PROMPT:
Lines where the string "JSON" appears are to be copied from the entries below.

RECORDS FOR THE TASK:
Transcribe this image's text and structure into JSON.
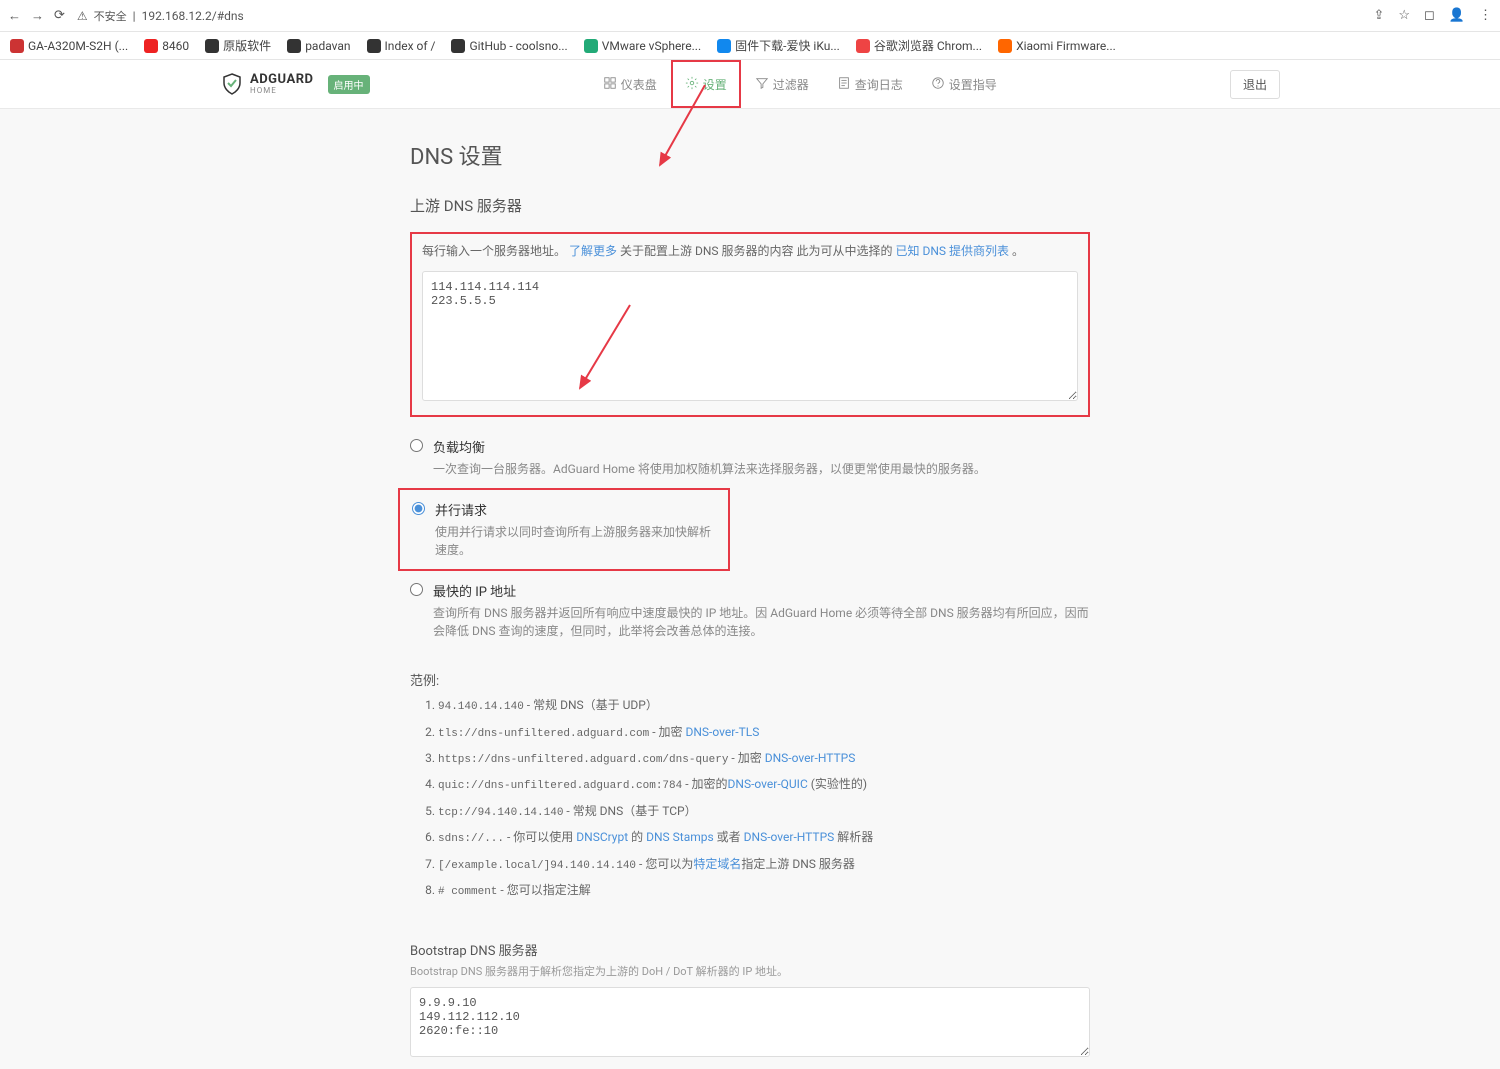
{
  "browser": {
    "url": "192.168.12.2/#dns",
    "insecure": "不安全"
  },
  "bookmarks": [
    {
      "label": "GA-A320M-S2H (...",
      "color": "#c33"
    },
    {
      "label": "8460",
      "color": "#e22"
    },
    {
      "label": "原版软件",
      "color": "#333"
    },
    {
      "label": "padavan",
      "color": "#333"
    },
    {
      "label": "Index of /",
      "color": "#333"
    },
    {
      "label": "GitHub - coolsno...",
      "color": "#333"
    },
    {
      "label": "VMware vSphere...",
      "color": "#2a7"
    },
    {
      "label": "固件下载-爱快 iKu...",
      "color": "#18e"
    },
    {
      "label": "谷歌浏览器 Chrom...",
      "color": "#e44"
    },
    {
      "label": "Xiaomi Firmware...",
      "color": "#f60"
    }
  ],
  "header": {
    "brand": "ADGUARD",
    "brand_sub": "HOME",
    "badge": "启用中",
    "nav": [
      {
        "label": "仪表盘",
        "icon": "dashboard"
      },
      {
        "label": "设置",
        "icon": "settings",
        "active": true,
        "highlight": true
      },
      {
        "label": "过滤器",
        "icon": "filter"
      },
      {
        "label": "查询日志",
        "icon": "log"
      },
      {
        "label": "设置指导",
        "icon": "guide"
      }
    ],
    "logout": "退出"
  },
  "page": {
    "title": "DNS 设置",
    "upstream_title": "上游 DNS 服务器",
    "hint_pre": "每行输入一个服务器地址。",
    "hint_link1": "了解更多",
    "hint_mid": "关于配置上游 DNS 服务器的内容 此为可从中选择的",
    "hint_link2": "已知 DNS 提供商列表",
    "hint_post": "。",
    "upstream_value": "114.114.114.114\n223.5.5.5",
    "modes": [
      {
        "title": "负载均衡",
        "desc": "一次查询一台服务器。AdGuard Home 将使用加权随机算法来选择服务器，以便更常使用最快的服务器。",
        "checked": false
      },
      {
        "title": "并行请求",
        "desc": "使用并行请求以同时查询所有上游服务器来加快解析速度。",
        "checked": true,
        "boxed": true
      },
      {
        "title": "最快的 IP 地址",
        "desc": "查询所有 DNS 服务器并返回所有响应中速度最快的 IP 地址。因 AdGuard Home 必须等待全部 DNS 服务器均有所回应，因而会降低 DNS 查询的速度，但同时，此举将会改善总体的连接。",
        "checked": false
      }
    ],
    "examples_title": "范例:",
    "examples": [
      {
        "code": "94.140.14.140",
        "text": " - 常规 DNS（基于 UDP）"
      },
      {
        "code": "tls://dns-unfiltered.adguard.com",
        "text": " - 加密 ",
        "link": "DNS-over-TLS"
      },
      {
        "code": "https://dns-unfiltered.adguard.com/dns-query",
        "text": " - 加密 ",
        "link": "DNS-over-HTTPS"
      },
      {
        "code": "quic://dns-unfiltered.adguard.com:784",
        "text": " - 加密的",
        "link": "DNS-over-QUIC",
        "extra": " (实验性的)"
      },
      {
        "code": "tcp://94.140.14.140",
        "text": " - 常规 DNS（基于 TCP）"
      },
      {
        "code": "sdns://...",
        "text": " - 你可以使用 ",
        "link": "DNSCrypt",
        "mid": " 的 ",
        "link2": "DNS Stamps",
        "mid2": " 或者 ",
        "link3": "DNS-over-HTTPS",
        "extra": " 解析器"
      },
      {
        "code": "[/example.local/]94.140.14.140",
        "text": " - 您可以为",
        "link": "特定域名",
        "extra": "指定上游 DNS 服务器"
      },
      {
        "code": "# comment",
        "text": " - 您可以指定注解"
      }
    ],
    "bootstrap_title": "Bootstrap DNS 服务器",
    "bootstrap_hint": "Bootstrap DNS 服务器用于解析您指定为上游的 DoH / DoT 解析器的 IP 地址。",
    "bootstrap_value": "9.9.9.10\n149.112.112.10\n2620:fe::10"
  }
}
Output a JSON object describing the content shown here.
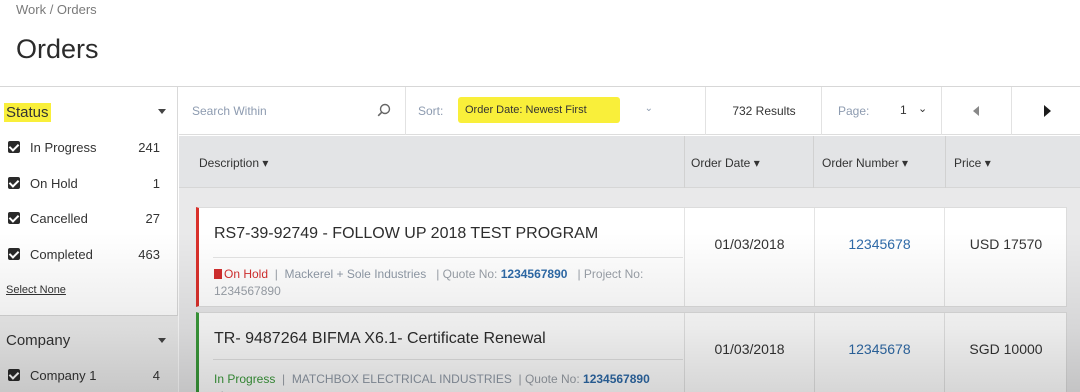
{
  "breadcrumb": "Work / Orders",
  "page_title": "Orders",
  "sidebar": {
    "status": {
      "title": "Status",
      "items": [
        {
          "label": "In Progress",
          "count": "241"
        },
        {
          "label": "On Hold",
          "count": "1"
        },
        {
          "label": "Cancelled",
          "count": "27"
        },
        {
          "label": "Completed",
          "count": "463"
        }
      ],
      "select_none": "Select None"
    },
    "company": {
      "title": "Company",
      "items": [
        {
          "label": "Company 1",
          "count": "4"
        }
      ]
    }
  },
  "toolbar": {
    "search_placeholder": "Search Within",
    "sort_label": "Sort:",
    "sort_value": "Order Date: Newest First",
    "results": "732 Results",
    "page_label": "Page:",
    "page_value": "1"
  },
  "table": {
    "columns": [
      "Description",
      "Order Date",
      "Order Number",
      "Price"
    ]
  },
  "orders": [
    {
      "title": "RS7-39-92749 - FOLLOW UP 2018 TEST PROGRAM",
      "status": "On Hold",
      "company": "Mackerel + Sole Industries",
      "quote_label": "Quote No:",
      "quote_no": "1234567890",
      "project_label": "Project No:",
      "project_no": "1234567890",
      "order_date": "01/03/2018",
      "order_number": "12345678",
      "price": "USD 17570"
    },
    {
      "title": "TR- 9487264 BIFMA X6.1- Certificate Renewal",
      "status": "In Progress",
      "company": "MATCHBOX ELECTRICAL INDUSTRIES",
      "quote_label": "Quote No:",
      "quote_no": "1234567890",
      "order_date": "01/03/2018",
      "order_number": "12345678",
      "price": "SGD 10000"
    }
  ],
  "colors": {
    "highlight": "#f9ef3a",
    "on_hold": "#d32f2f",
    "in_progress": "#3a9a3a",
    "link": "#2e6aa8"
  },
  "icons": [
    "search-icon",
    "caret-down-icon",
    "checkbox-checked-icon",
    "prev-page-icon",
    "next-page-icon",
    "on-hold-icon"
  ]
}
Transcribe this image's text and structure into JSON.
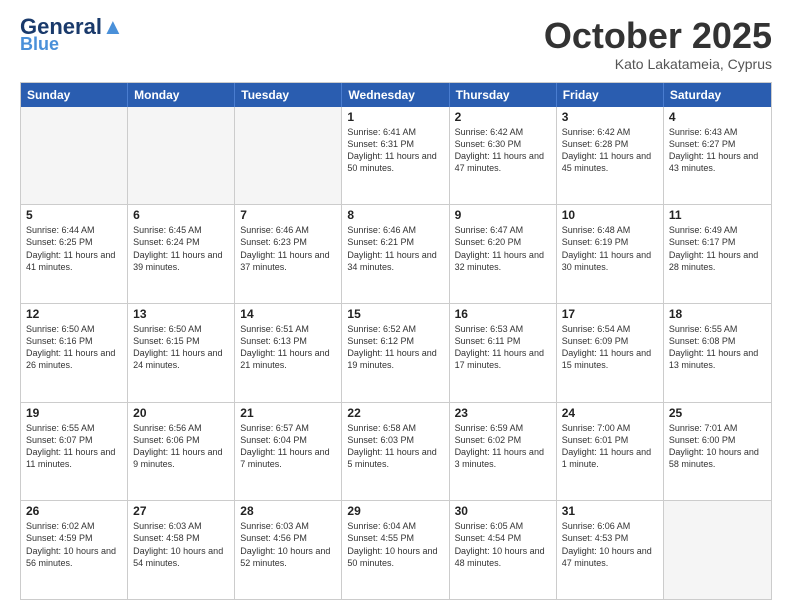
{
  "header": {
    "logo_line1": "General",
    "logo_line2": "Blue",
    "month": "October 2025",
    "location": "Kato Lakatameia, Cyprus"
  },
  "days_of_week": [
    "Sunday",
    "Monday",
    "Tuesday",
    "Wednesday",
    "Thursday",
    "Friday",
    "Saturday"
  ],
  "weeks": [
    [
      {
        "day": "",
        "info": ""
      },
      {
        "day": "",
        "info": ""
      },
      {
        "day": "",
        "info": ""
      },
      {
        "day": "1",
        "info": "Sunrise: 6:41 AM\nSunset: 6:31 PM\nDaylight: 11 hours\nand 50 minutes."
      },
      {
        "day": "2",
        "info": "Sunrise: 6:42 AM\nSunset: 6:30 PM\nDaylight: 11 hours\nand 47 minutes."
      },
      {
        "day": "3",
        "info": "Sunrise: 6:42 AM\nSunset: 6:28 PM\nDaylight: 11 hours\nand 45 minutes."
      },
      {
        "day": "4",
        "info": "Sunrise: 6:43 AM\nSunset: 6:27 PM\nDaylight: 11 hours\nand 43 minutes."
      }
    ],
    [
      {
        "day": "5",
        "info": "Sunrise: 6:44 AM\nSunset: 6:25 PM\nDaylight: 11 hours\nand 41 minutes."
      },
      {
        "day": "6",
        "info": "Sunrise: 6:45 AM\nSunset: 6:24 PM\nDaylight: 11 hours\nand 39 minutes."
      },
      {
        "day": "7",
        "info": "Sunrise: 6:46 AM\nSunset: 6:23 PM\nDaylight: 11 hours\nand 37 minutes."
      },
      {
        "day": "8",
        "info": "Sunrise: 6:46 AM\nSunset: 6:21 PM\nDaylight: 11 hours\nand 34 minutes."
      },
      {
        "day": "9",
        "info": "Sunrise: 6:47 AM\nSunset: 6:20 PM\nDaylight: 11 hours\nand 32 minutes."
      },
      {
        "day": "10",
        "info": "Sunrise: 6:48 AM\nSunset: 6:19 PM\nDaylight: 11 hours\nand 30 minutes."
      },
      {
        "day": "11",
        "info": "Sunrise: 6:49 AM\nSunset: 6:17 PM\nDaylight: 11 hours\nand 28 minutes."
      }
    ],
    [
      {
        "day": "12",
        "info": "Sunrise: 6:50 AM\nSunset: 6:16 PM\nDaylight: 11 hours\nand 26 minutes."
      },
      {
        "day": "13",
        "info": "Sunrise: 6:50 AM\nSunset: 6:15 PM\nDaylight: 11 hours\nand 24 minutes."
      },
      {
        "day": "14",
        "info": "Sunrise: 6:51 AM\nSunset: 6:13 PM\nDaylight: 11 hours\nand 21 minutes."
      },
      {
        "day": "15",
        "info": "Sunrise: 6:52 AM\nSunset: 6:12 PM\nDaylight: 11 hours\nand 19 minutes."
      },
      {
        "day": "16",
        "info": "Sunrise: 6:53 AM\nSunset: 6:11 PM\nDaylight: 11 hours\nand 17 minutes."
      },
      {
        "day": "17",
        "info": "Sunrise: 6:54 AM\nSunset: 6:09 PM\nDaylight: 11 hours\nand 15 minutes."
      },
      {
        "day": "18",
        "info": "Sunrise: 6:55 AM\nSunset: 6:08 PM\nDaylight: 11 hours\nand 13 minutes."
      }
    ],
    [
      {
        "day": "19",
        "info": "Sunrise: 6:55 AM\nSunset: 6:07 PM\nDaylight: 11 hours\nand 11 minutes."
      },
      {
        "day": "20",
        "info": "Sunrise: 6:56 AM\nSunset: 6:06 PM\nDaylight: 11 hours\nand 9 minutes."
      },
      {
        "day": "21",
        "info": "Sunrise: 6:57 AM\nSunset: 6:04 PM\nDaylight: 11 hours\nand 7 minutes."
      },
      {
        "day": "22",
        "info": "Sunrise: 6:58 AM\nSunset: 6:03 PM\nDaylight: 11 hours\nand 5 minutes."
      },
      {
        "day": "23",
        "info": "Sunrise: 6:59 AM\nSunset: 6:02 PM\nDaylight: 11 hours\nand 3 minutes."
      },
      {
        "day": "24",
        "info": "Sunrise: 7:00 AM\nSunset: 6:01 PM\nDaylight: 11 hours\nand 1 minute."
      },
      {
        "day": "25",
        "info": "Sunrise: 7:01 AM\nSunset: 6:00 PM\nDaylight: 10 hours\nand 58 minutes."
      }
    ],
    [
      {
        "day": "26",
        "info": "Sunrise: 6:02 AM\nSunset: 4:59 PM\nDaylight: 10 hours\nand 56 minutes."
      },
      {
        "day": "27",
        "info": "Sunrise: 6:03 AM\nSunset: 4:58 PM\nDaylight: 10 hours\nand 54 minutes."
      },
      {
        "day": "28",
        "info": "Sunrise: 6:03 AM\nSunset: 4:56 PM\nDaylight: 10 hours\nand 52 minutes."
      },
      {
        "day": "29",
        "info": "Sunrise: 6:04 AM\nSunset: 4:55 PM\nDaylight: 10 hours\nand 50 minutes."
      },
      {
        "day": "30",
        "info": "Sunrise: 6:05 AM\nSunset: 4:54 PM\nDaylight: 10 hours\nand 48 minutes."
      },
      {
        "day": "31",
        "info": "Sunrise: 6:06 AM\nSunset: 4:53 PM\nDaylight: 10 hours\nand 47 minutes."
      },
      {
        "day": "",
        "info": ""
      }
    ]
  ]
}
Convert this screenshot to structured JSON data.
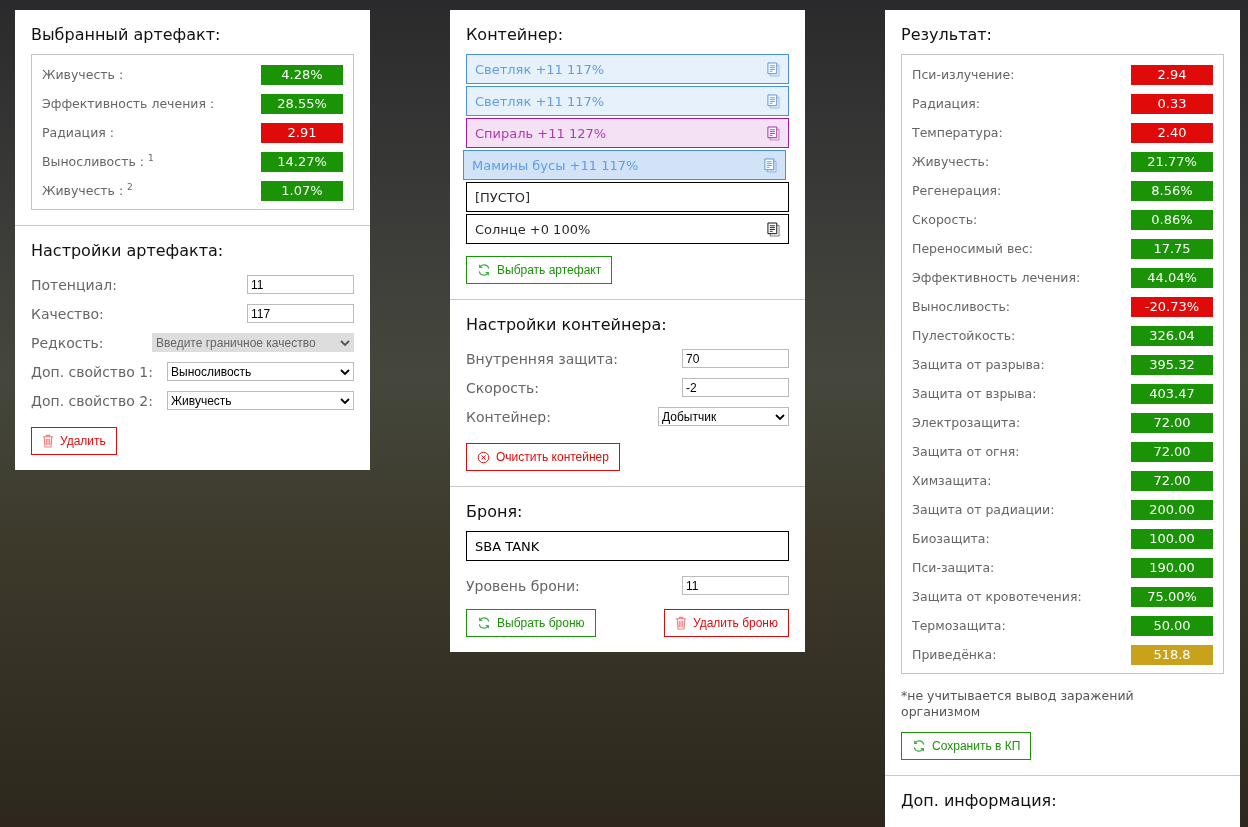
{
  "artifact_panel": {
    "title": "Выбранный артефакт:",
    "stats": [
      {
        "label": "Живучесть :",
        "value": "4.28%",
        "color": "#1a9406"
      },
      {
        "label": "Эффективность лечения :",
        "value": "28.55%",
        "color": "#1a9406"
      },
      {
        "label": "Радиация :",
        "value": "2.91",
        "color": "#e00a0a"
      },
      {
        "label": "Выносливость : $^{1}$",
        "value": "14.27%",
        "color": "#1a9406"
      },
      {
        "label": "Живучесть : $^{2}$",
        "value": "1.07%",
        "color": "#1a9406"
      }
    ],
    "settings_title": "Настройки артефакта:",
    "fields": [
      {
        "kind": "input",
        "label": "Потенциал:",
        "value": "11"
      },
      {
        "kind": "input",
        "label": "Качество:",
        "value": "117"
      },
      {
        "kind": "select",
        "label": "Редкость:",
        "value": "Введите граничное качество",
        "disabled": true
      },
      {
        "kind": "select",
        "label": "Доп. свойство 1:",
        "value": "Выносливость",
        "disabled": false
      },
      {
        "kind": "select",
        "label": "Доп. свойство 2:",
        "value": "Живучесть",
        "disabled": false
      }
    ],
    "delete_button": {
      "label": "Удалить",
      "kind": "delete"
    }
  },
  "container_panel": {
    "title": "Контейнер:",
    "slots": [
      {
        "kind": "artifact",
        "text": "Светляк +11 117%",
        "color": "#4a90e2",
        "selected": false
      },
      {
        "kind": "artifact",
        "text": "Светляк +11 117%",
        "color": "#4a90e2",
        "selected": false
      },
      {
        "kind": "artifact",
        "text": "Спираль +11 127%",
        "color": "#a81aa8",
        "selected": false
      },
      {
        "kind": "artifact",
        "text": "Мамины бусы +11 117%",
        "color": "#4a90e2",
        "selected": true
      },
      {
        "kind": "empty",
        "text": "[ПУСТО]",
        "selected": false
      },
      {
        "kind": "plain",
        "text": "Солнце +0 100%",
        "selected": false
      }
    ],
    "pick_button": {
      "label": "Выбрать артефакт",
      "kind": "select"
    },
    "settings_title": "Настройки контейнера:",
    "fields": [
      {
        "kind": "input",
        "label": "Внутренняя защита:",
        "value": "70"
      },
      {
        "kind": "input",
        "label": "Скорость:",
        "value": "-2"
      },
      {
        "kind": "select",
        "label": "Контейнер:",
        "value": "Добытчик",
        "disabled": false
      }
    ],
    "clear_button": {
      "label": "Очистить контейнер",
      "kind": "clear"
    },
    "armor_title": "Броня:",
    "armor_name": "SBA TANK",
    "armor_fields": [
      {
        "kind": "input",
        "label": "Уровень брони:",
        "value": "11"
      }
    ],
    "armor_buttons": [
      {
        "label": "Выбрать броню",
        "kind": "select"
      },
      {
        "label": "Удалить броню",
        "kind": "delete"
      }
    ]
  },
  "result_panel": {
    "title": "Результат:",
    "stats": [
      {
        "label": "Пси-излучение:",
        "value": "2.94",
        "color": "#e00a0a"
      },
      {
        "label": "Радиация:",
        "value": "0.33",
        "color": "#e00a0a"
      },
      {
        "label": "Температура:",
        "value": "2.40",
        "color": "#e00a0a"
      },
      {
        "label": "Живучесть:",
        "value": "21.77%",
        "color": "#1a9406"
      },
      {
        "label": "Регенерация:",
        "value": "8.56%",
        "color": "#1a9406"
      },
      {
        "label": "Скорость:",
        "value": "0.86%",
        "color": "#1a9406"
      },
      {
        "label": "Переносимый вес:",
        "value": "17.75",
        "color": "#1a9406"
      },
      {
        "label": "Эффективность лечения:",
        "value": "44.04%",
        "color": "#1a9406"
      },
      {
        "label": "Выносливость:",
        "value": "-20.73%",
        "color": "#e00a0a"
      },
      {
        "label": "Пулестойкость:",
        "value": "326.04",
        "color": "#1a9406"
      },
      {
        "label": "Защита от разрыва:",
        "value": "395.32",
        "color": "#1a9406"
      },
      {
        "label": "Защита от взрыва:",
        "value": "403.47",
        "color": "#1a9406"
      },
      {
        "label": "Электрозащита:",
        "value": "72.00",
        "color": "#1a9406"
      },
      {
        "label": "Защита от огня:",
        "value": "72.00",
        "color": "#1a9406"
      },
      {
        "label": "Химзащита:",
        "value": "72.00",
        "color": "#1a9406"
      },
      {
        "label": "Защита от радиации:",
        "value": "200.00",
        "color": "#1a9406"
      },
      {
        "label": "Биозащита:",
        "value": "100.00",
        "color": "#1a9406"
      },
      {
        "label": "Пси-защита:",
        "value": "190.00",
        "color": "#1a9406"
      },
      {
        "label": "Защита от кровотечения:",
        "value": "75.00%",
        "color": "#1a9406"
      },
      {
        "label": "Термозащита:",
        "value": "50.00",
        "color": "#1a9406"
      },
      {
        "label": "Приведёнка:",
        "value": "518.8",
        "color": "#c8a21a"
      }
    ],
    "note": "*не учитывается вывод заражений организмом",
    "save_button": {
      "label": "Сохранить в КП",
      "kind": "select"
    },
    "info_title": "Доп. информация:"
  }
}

RESPONSE TO THE EXERCISE:
Transcribe this image's text and structure into JSON.
Output a JSON object describing the content shown here.
Transcribe this image's text and structure into JSON.
Convert this screenshot to structured JSON data.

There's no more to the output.